  1. Large pots can often be obtained from landscapers who plant shrubs and trees regularly. Local firms should be able to help.
  2. Alternatively, potatoes can be grown in dustbins, carrier bags and in old potting compost or fertiliser sacks. Remember to make drainage holes in bins and sacks.
  3. Green waste compost is made from the garden waste collected by councils. It is composted professionally, to ensure cleanliness, and is ideal for gardens where home-made compost is in short supply. Availability depends on the area. Sometimes it is possible to collect from the composting site free of charge, sometimes bags have to be purchased from garden centres. Enquire at your local recycling centre about your local system.

Potato Facts

  1. Potatoes can be bought from garden centres. They can also be bought mail order – the Organic Gardening Catalogue has a wonderful selection. If you want to buy single tubers, look for a ‘Potato Day’ event near you. These have become very popular in recent time.
  2. To decide how many potatoes you want, measure your potato patch, then work out how many potatoes will fit in the area. Spacing should be 30cm between each potato, and 60cm between each row.
  3. ‘Chitting’ is when seed potatoes are allowed to produce sturdy little sprouts indoors for a few weeks, before being planted outside in the soil. It gives them a head start.

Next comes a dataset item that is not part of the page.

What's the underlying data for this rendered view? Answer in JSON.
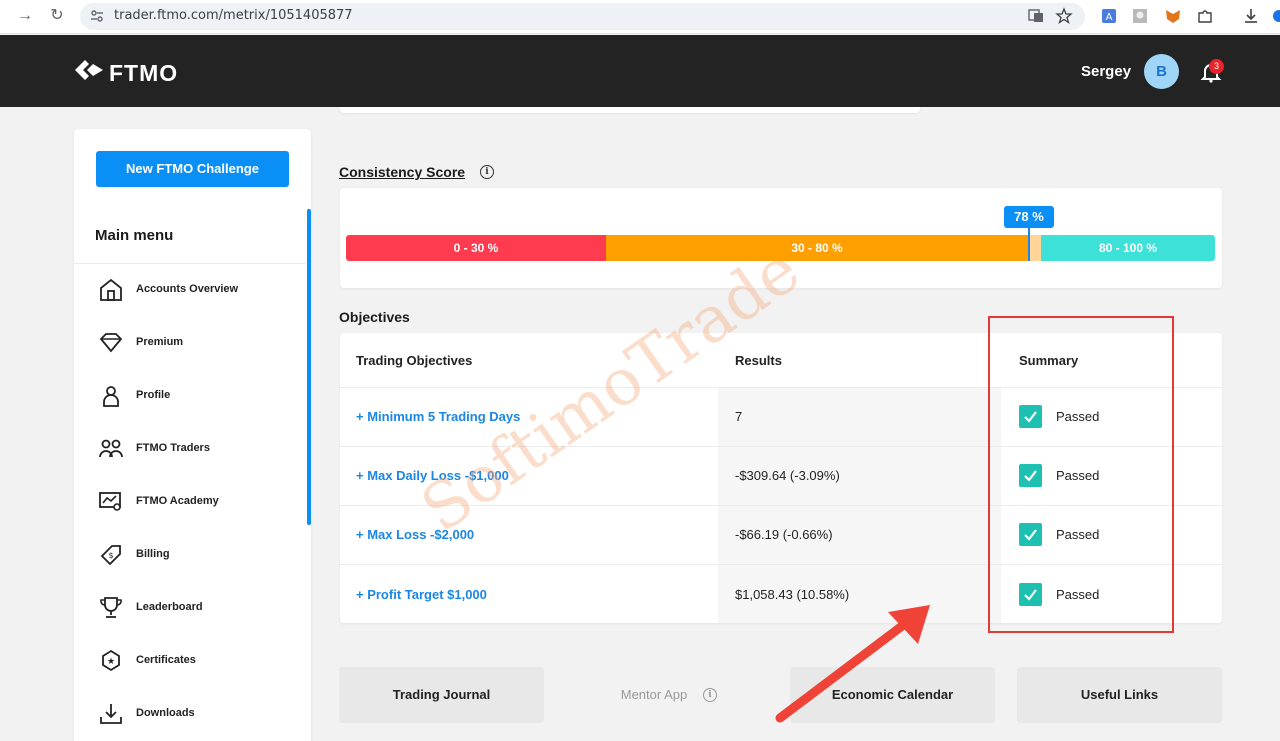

  4. Seed potatoes need light, but not direct sunlight, and cool, but not cold, temperatures. Sheds are usually too cold. A windowsill of a north-facing room is ideal. In icy weather, you may need to bring the potatoes away from the glass. Avoid knocking off the little sprouts – these are the growing points for the potatoes.